▶ _DATA SUPPLIED_
• • •
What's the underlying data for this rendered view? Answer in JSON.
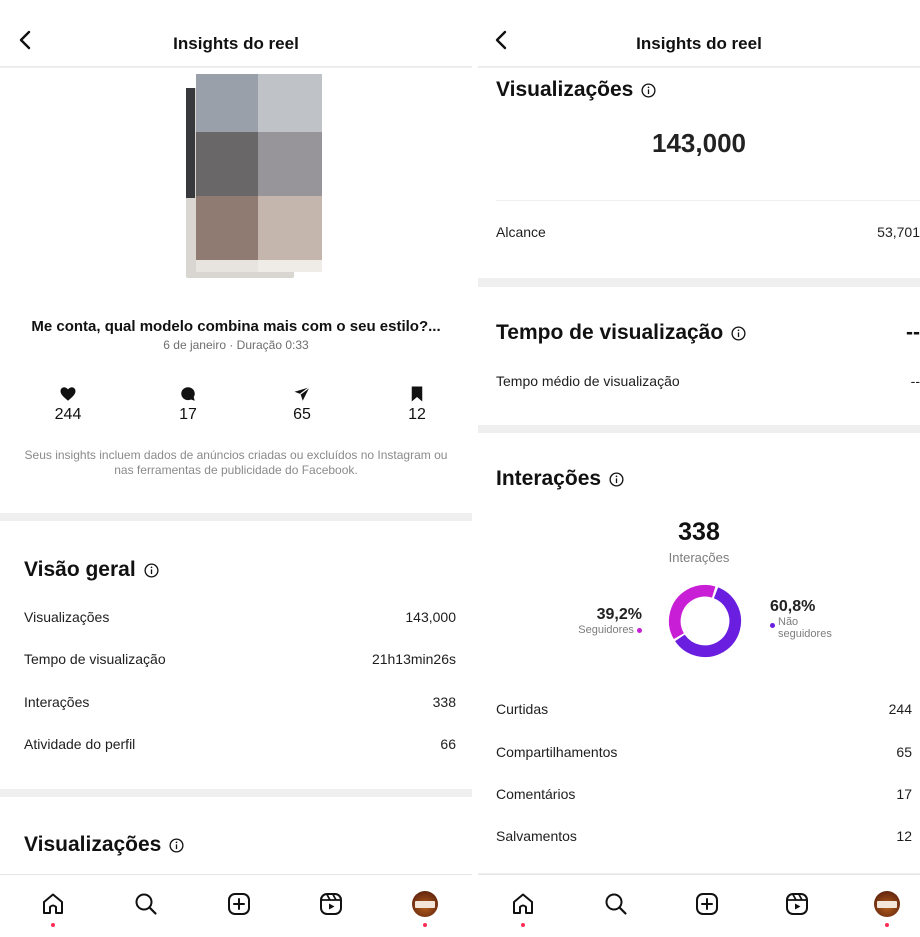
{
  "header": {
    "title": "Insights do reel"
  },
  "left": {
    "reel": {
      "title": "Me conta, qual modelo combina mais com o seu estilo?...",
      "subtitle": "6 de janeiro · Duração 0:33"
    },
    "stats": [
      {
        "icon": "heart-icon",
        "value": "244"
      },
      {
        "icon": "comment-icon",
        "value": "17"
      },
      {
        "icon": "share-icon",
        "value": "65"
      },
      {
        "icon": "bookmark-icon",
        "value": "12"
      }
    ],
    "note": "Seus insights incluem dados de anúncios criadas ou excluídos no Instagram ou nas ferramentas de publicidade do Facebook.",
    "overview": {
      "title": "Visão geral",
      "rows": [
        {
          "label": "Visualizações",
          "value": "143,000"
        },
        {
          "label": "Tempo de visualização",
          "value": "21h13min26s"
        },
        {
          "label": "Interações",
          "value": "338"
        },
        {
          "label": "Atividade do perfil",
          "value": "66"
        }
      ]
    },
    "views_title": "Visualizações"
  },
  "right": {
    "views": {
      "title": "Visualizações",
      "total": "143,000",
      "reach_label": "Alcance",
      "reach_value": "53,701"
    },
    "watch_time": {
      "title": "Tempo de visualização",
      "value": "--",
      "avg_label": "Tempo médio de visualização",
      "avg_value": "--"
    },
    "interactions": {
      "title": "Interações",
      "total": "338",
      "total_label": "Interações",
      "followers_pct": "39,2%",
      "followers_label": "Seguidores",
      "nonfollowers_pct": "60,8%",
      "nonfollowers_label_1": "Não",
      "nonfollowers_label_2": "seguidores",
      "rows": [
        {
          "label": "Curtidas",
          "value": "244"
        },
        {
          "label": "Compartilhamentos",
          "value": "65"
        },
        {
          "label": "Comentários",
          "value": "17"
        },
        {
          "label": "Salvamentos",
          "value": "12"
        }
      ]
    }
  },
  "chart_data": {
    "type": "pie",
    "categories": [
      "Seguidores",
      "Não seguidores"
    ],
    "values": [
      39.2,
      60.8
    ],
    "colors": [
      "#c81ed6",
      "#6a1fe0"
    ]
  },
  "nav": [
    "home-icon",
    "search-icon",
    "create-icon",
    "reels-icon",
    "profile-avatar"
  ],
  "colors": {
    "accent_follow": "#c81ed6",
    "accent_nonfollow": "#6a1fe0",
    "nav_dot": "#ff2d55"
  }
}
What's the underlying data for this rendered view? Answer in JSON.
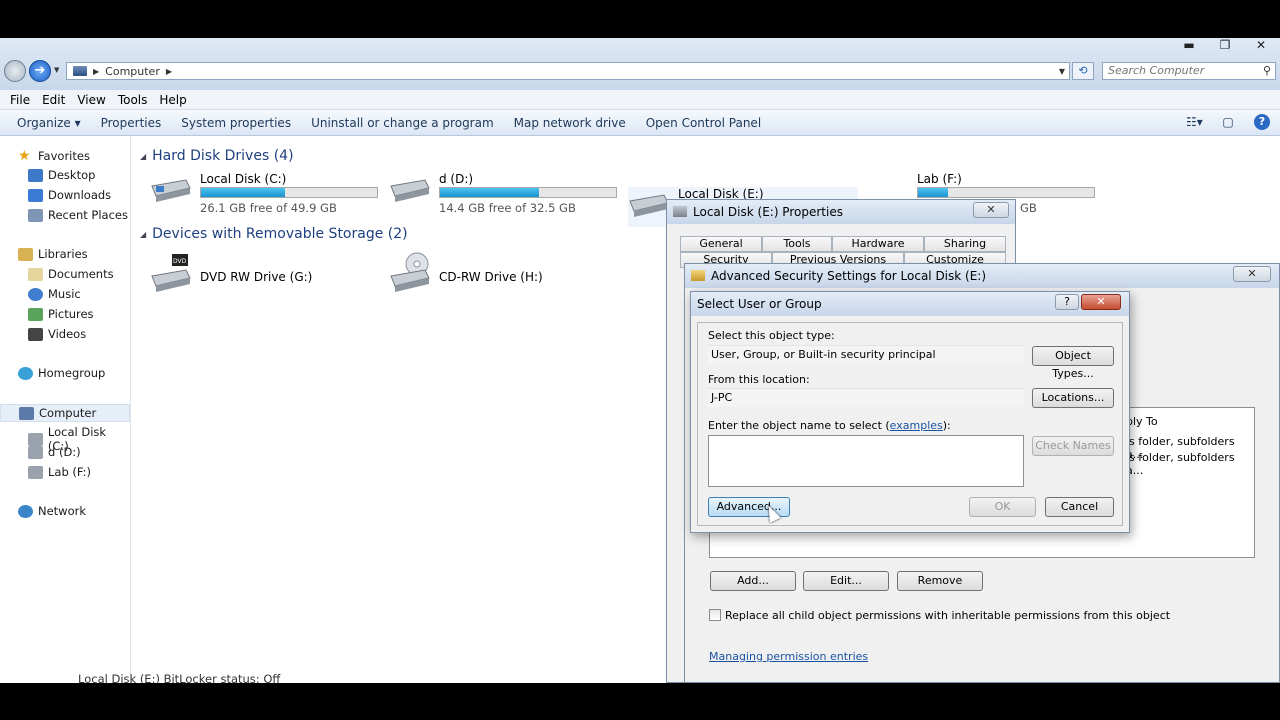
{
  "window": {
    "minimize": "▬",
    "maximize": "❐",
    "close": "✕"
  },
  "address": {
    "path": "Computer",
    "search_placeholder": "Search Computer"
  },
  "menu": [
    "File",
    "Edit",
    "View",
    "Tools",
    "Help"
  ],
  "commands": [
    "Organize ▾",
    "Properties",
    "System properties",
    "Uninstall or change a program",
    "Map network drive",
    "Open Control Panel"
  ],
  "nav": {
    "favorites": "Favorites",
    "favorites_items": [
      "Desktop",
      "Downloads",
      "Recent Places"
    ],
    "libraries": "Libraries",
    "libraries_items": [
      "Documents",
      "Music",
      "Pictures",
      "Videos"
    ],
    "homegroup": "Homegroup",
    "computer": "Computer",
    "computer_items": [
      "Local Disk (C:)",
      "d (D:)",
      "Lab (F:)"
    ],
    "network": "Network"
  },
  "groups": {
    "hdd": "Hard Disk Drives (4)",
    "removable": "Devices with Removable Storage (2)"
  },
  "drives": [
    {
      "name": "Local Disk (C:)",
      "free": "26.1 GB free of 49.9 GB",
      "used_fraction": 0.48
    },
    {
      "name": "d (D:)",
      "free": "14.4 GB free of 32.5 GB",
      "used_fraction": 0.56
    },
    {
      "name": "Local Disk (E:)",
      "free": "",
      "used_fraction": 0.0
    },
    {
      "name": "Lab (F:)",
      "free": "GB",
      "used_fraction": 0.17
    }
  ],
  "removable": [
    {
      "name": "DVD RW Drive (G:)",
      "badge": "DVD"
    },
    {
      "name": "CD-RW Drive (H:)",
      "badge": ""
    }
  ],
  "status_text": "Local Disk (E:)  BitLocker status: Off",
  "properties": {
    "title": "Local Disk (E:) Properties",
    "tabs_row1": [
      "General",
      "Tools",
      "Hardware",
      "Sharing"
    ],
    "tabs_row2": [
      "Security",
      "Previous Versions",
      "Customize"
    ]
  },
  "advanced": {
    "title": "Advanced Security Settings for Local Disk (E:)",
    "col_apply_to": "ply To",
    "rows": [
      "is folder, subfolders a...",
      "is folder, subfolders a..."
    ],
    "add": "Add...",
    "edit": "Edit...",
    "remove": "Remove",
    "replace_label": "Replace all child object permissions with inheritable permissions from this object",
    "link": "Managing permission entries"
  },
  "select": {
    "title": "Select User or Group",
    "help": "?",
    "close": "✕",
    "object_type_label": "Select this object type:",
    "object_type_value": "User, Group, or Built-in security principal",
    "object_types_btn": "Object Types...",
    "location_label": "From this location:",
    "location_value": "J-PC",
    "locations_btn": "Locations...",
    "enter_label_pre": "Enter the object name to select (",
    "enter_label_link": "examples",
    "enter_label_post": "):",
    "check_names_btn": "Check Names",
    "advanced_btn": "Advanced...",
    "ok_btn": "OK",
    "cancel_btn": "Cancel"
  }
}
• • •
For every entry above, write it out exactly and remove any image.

What's the underlying data for this rendered view? Answer in JSON.
{
  "header": {
    "title": "Insights do reel"
  },
  "left": {
    "reel": {
      "title": "Me conta, qual modelo combina mais com o seu estilo?...",
      "subtitle": "6 de janeiro · Duração 0:33"
    },
    "stats": [
      {
        "icon": "heart-icon",
        "value": "244"
      },
      {
        "icon": "comment-icon",
        "value": "17"
      },
      {
        "icon": "share-icon",
        "value": "65"
      },
      {
        "icon": "bookmark-icon",
        "value": "12"
      }
    ],
    "note": "Seus insights incluem dados de anúncios criadas ou excluídos no Instagram ou nas ferramentas de publicidade do Facebook.",
    "overview": {
      "title": "Visão geral",
      "rows": [
        {
          "label": "Visualizações",
          "value": "143,000"
        },
        {
          "label": "Tempo de visualização",
          "value": "21h13min26s"
        },
        {
          "label": "Interações",
          "value": "338"
        },
        {
          "label": "Atividade do perfil",
          "value": "66"
        }
      ]
    },
    "views_title": "Visualizações"
  },
  "right": {
    "views": {
      "title": "Visualizações",
      "total": "143,000",
      "reach_label": "Alcance",
      "reach_value": "53,701"
    },
    "watch_time": {
      "title": "Tempo de visualização",
      "value": "--",
      "avg_label": "Tempo médio de visualização",
      "avg_value": "--"
    },
    "interactions": {
      "title": "Interações",
      "total": "338",
      "total_label": "Interações",
      "followers_pct": "39,2%",
      "followers_label": "Seguidores",
      "nonfollowers_pct": "60,8%",
      "nonfollowers_label_1": "Não",
      "nonfollowers_label_2": "seguidores",
      "rows": [
        {
          "label": "Curtidas",
          "value": "244"
        },
        {
          "label": "Compartilhamentos",
          "value": "65"
        },
        {
          "label": "Comentários",
          "value": "17"
        },
        {
          "label": "Salvamentos",
          "value": "12"
        }
      ]
    }
  },
  "chart_data": {
    "type": "pie",
    "categories": [
      "Seguidores",
      "Não seguidores"
    ],
    "values": [
      39.2,
      60.8
    ],
    "colors": [
      "#c81ed6",
      "#6a1fe0"
    ]
  },
  "nav": [
    "home-icon",
    "search-icon",
    "create-icon",
    "reels-icon",
    "profile-avatar"
  ],
  "colors": {
    "accent_follow": "#c81ed6",
    "accent_nonfollow": "#6a1fe0",
    "nav_dot": "#ff2d55"
  }
}
What's the underlying data for this rendered view? Answer in JSON.
{
  "window": {
    "minimize": "▬",
    "maximize": "❐",
    "close": "✕"
  },
  "address": {
    "path": "Computer",
    "search_placeholder": "Search Computer"
  },
  "menu": [
    "File",
    "Edit",
    "View",
    "Tools",
    "Help"
  ],
  "commands": [
    "Organize ▾",
    "Properties",
    "System properties",
    "Uninstall or change a program",
    "Map network drive",
    "Open Control Panel"
  ],
  "nav": {
    "favorites": "Favorites",
    "favorites_items": [
      "Desktop",
      "Downloads",
      "Recent Places"
    ],
    "libraries": "Libraries",
    "libraries_items": [
      "Documents",
      "Music",
      "Pictures",
      "Videos"
    ],
    "homegroup": "Homegroup",
    "computer": "Computer",
    "computer_items": [
      "Local Disk (C:)",
      "d (D:)",
      "Lab (F:)"
    ],
    "network": "Network"
  },
  "groups": {
    "hdd": "Hard Disk Drives (4)",
    "removable": "Devices with Removable Storage (2)"
  },
  "drives": [
    {
      "name": "Local Disk (C:)",
      "free": "26.1 GB free of 49.9 GB",
      "used_fraction": 0.48
    },
    {
      "name": "d (D:)",
      "free": "14.4 GB free of 32.5 GB",
      "used_fraction": 0.56
    },
    {
      "name": "Local Disk (E:)",
      "free": "",
      "used_fraction": 0.0
    },
    {
      "name": "Lab (F:)",
      "free": "GB",
      "used_fraction": 0.17
    }
  ],
  "removable": [
    {
      "name": "DVD RW Drive (G:)",
      "badge": "DVD"
    },
    {
      "name": "CD-RW Drive (H:)",
      "badge": ""
    }
  ],
  "status_text": "Local Disk (E:)  BitLocker status: Off",
  "properties": {
    "title": "Local Disk (E:) Properties",
    "tabs_row1": [
      "General",
      "Tools",
      "Hardware",
      "Sharing"
    ],
    "tabs_row2": [
      "Security",
      "Previous Versions",
      "Customize"
    ]
  },
  "advanced": {
    "title": "Advanced Security Settings for Local Disk (E:)",
    "col_apply_to": "ply To",
    "rows": [
      "is folder, subfolders a...",
      "is folder, subfolders a..."
    ],
    "add": "Add...",
    "edit": "Edit...",
    "remove": "Remove",
    "replace_label": "Replace all child object permissions with inheritable permissions from this object",
    "link": "Managing permission entries"
  },
  "select": {
    "title": "Select User or Group",
    "help": "?",
    "close": "✕",
    "object_type_label": "Select this object type:",
    "object_type_value": "User, Group, or Built-in security principal",
    "object_types_btn": "Object Types...",
    "location_label": "From this location:",
    "location_value": "J-PC",
    "locations_btn": "Locations...",
    "enter_label_pre": "Enter the object name to select (",
    "enter_label_link": "examples",
    "enter_label_post": "):",
    "check_names_btn": "Check Names",
    "advanced_btn": "Advanced...",
    "ok_btn": "OK",
    "cancel_btn": "Cancel"
  }
}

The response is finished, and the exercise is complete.